Harold Alberto
BornHarold McAuliffe
August 14, 1882
Sydney, Australia
DiedJune 10, 1964 (age 81)
California
NationalityAustralian

Harold Alberto (1882 - 1964) was a comedy magician, famous for his "More Water!" growing plant routine.[1]

Alberto started his performing career in 1902, billing himself as "The Gay Deceiver" and "The Droll Conjurer".

Alberto wrote to the Magic Mirror from Ontario Canada in 1912 that he "has changed his name to that given at his baptism, Harold McAuliffe".[2]

He joined Harry Rickard's Tivoli company with early tricks, The Miser's Dream and The Vanishing Lamp. He later furthered his career in England and America.

In the 1930s, he left magic to work in Hollywood as a technical adviser for special effects with First National and Warner Bros. pictures.[3]

The 1940 U.S. census shows that he was single, and a lodger in Abbey Hotel in Los Angeles.[4]

In the 1952 issue of the Tops, it was reported that Alberto had suffered a nervous breakdown and was in the Gardena Sanitarium at Gardena, California.[5]

Alberto committed suicide in California after years of struggling with severe clinical depression.

References

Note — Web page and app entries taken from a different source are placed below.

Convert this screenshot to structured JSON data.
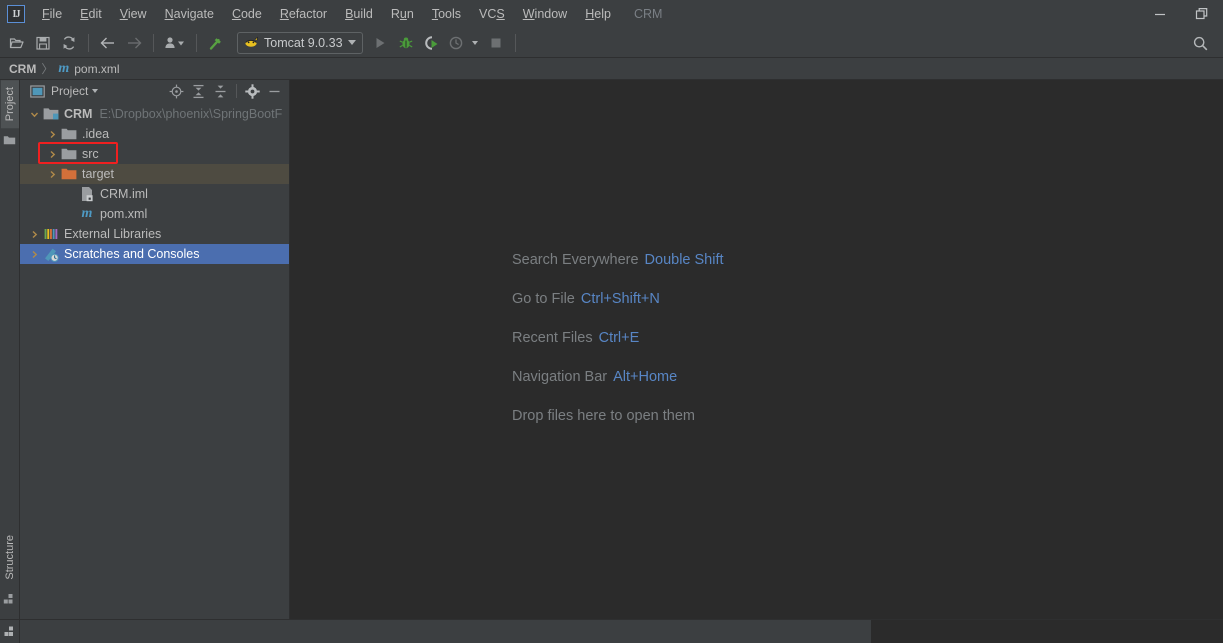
{
  "window": {
    "app_logo": "intellij-idea-logo",
    "project_label": "CRM",
    "minimize": "—",
    "restore": "restore"
  },
  "menubar": {
    "items": [
      {
        "label": "File",
        "mnemonic": "F"
      },
      {
        "label": "Edit",
        "mnemonic": "E"
      },
      {
        "label": "View",
        "mnemonic": "V"
      },
      {
        "label": "Navigate",
        "mnemonic": "N"
      },
      {
        "label": "Code",
        "mnemonic": "C"
      },
      {
        "label": "Refactor",
        "mnemonic": "R"
      },
      {
        "label": "Build",
        "mnemonic": "B"
      },
      {
        "label": "Run",
        "mnemonic": "u"
      },
      {
        "label": "Tools",
        "mnemonic": "T"
      },
      {
        "label": "VCS",
        "mnemonic": "S"
      },
      {
        "label": "Window",
        "mnemonic": "W"
      },
      {
        "label": "Help",
        "mnemonic": "H"
      }
    ]
  },
  "toolbar": {
    "open_title": "open-folder",
    "save_title": "save-all",
    "sync_title": "synchronize",
    "back_title": "navigate-back",
    "forward_title": "navigate-forward",
    "profile_title": "user-profile",
    "build_title": "build-project",
    "run_config": "Tomcat 9.0.33",
    "run_title": "run",
    "debug_title": "debug",
    "coverage_title": "run-with-coverage",
    "profiler_title": "profiler",
    "stop_title": "stop",
    "search_title": "search"
  },
  "breadcrumb": {
    "root": "CRM",
    "separator": "〉",
    "file_icon": "m",
    "file": "pom.xml"
  },
  "left_rail": {
    "top_tab": "Project",
    "bottom_tab": "Structure"
  },
  "project_panel": {
    "title": "Project",
    "icons": {
      "locate": "locate-icon",
      "expand": "expand-all-icon",
      "collapse": "collapse-all-icon",
      "settings": "gear-icon",
      "hide": "hide-icon"
    },
    "tree": [
      {
        "label": "CRM",
        "path": "E:\\Dropbox\\phoenix\\SpringBootF",
        "icon": "module-folder",
        "arrow": "expanded",
        "indent": 0,
        "bold": true,
        "state": "normal"
      },
      {
        "label": ".idea",
        "icon": "folder",
        "arrow": "collapsed",
        "indent": 1,
        "bold": false,
        "state": "normal"
      },
      {
        "label": "src",
        "icon": "folder",
        "arrow": "collapsed",
        "indent": 1,
        "bold": false,
        "state": "highlighted"
      },
      {
        "label": "target",
        "icon": "folder-orange",
        "arrow": "collapsed",
        "indent": 1,
        "bold": false,
        "state": "marked"
      },
      {
        "label": "CRM.iml",
        "icon": "iml-file",
        "arrow": "none",
        "indent": 2,
        "bold": false,
        "state": "normal"
      },
      {
        "label": "pom.xml",
        "icon": "maven-file",
        "arrow": "none",
        "indent": 2,
        "bold": false,
        "state": "normal"
      },
      {
        "label": "External Libraries",
        "icon": "libraries",
        "arrow": "collapsed",
        "indent": 0,
        "bold": false,
        "state": "normal"
      },
      {
        "label": "Scratches and Consoles",
        "icon": "scratches",
        "arrow": "collapsed",
        "indent": 0,
        "bold": false,
        "state": "selected"
      }
    ]
  },
  "editor": {
    "hints": [
      {
        "action": "Search Everywhere",
        "key": "Double Shift"
      },
      {
        "action": "Go to File",
        "key": "Ctrl+Shift+N"
      },
      {
        "action": "Recent Files",
        "key": "Ctrl+E"
      },
      {
        "action": "Navigation Bar",
        "key": "Alt+Home"
      },
      {
        "action": "Drop files here to open them",
        "key": ""
      }
    ]
  },
  "colors": {
    "panel_bg": "#3c3f41",
    "editor_bg": "#2b2b2b",
    "selection": "#4b6eaf",
    "marked_row": "#4e4b41",
    "highlight_border": "#f02020",
    "link_blue": "#5886c5",
    "text": "#bbbbbb"
  }
}
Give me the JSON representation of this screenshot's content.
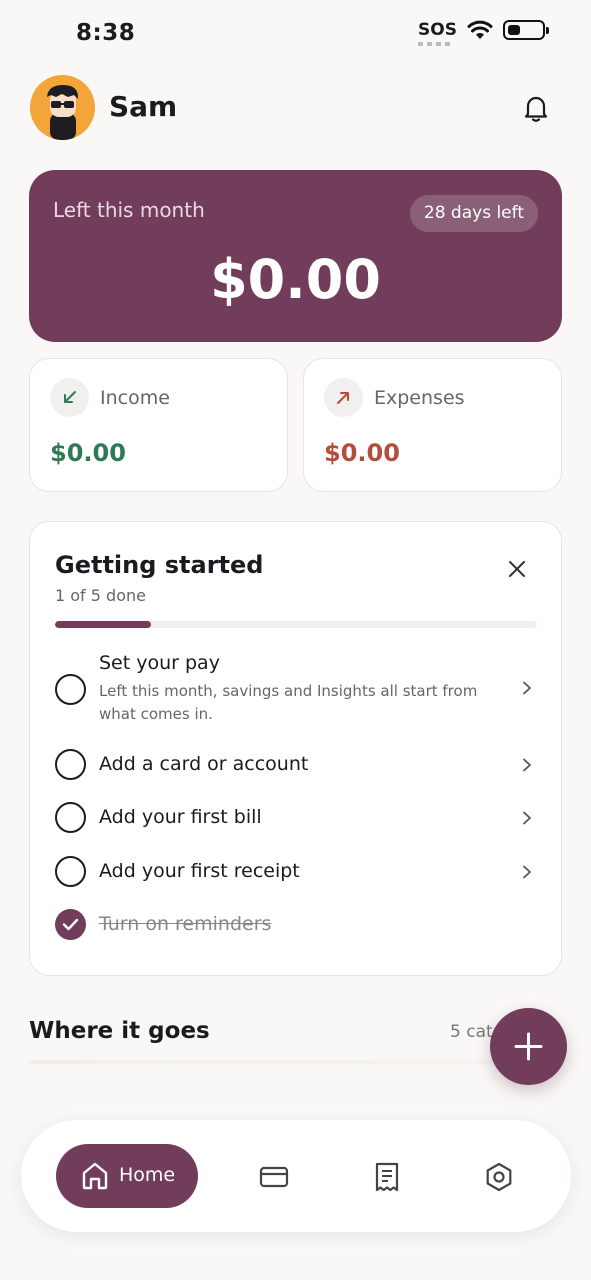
{
  "status_bar": {
    "time": "8:38",
    "sos": "SOS"
  },
  "header": {
    "user_name": "Sam"
  },
  "hero": {
    "label": "Left this month",
    "days_left": "28 days left",
    "amount": "$0.00"
  },
  "stats": {
    "income": {
      "label": "Income",
      "value": "$0.00"
    },
    "expenses": {
      "label": "Expenses",
      "value": "$0.00"
    }
  },
  "getting_started": {
    "title": "Getting started",
    "progress_text": "1 of 5 done",
    "progress_fraction": 0.2,
    "tasks": [
      {
        "title": "Set your pay",
        "description": "Left this month, savings and Insights all start from what comes in.",
        "done": false
      },
      {
        "title": "Add a card or account",
        "done": false
      },
      {
        "title": "Add your first bill",
        "done": false
      },
      {
        "title": "Add your first receipt",
        "done": false
      },
      {
        "title": "Turn on reminders",
        "done": true
      }
    ]
  },
  "where_it_goes": {
    "title": "Where it goes",
    "count_label": "5 cat"
  },
  "nav": {
    "home_label": "Home"
  },
  "colors": {
    "accent": "#723d5a",
    "income_green": "#2f7a52",
    "expense_red": "#b44d3a",
    "background": "#faf8f6"
  },
  "icons": {
    "header": "bell-icon",
    "stats": [
      "arrow-down-left-icon",
      "arrow-up-right-icon"
    ],
    "nav": [
      "home-icon",
      "card-icon",
      "receipt-icon",
      "settings-icon"
    ]
  }
}
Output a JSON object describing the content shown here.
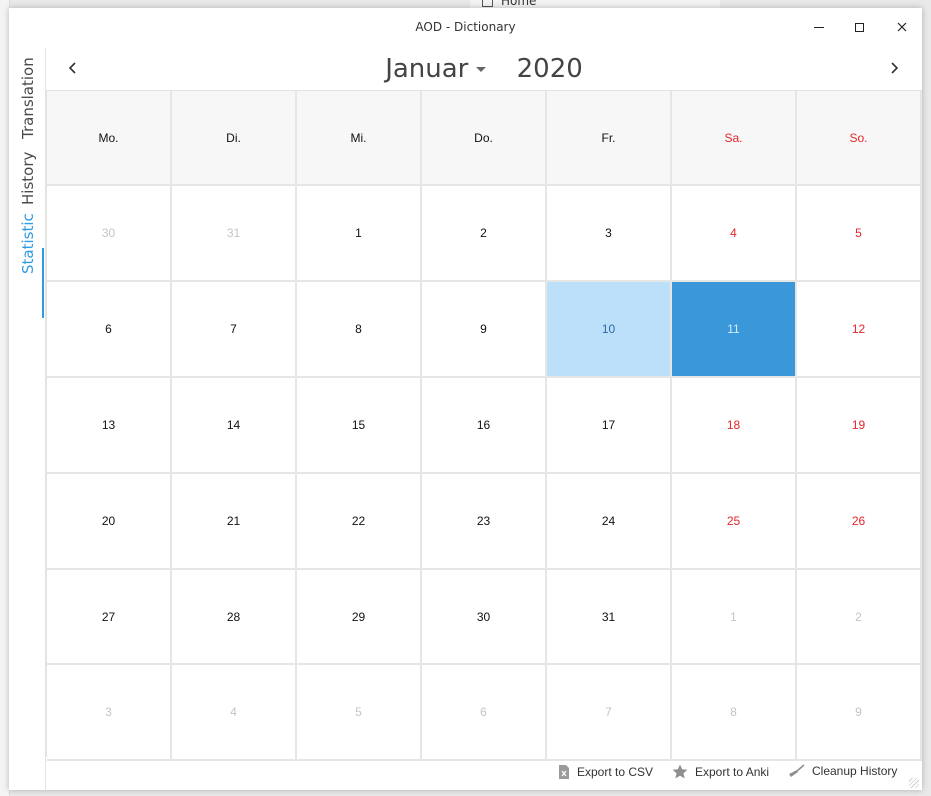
{
  "background": {
    "home_label": "Home"
  },
  "window": {
    "title": "AOD - Dictionary"
  },
  "tabs": [
    {
      "label": "Translation",
      "active": false
    },
    {
      "label": "History",
      "active": false
    },
    {
      "label": "Statistic",
      "active": true
    }
  ],
  "calendar": {
    "month": "Januar",
    "year": "2020",
    "weekdays": [
      "Mo.",
      "Di.",
      "Mi.",
      "Do.",
      "Fr.",
      "Sa.",
      "So."
    ],
    "weeks": [
      [
        "30",
        "31",
        "1",
        "2",
        "3",
        "4",
        "5"
      ],
      [
        "6",
        "7",
        "8",
        "9",
        "10",
        "11",
        "12"
      ],
      [
        "13",
        "14",
        "15",
        "16",
        "17",
        "18",
        "19"
      ],
      [
        "20",
        "21",
        "22",
        "23",
        "24",
        "25",
        "26"
      ],
      [
        "27",
        "28",
        "29",
        "30",
        "31",
        "1",
        "2"
      ],
      [
        "3",
        "4",
        "5",
        "6",
        "7",
        "8",
        "9"
      ]
    ],
    "today": "10",
    "selected": "11",
    "colors": {
      "weekend": "#e3262a",
      "selected": "#3a97d9",
      "today": "#bde0fa",
      "accent": "#2f9be3"
    }
  },
  "footer": {
    "export_csv": "Export to CSV",
    "export_anki": "Export to Anki",
    "cleanup": "Cleanup History"
  }
}
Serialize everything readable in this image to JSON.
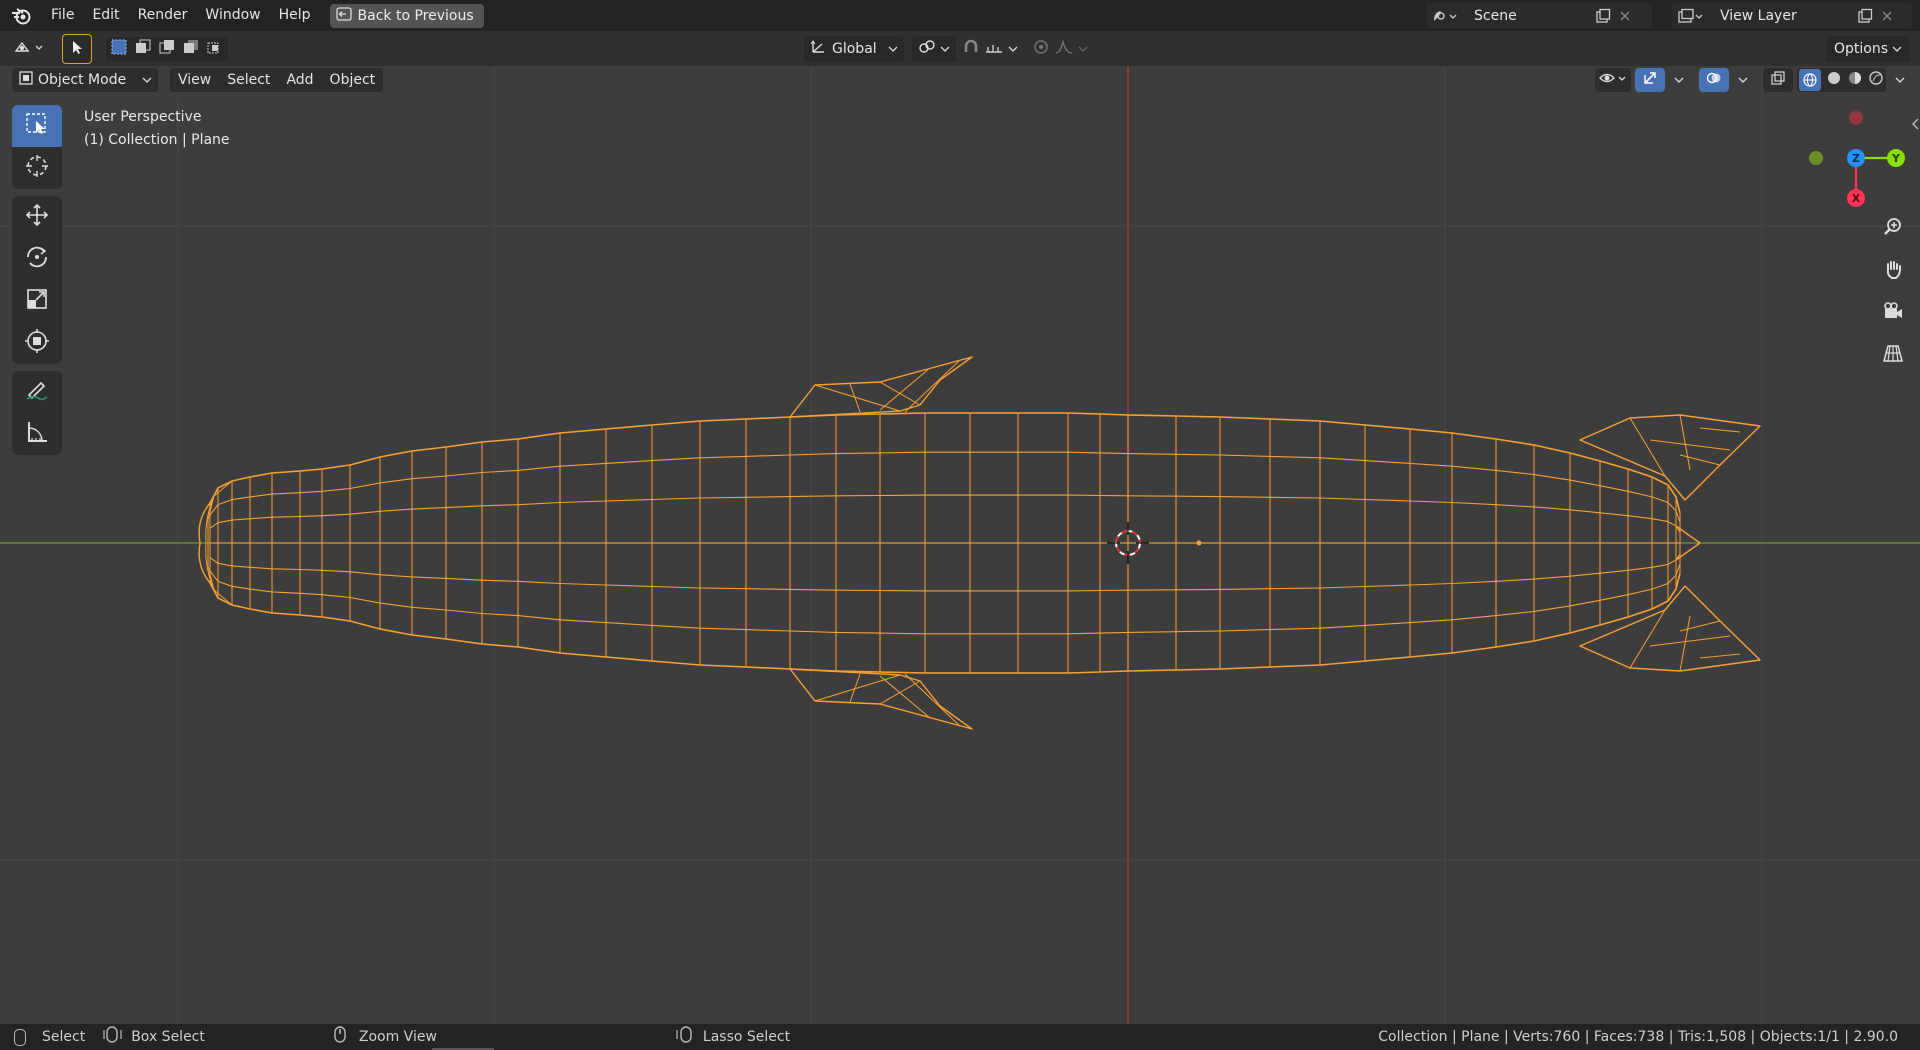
{
  "topbar": {
    "menu": [
      "File",
      "Edit",
      "Render",
      "Window",
      "Help"
    ],
    "back_label": "Back to Previous",
    "scene_name": "Scene",
    "view_layer": "View Layer"
  },
  "header": {
    "transform_orientation": "Global",
    "options_label": "Options"
  },
  "viewport_header": {
    "mode": "Object Mode",
    "menus": [
      "View",
      "Select",
      "Add",
      "Object"
    ]
  },
  "overlay": {
    "perspective": "User Perspective",
    "collection": "(1) Collection | Plane"
  },
  "gizmo": {
    "axes": {
      "x": "X",
      "y": "Y",
      "z": "Z"
    },
    "colors": {
      "x": "#ff3352",
      "y": "#8bdc00",
      "z": "#2890ff"
    }
  },
  "statusbar": {
    "select": "Select",
    "box_select": "Box Select",
    "zoom_view": "Zoom View",
    "lasso_select": "Lasso Select",
    "stats": "Collection | Plane | Verts:760 | Faces:738 | Tris:1,508 | Objects:1/1 | 2.90.0"
  },
  "colors": {
    "viewport_bg": "#3d3d3d",
    "wire_selected": "#f5a035",
    "axis_x": "#b53a3a",
    "axis_y": "#6a9a32",
    "active_tool": "#4772b3"
  }
}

  1. Who's Who in Magic: An International Biographical Guide From Past to Present By Whaley, Bart (1990)
  2. Magic Mirror, Oct 15, 1912
  3. http://trove.nla.gov.au/work/13672400?versionId=16196759
  4. http://blogs.nla.gov.au/the-eloquent-page/2013/02/25/sad-finale-for-a-droll-entertainer/
  5. Tops, February 1952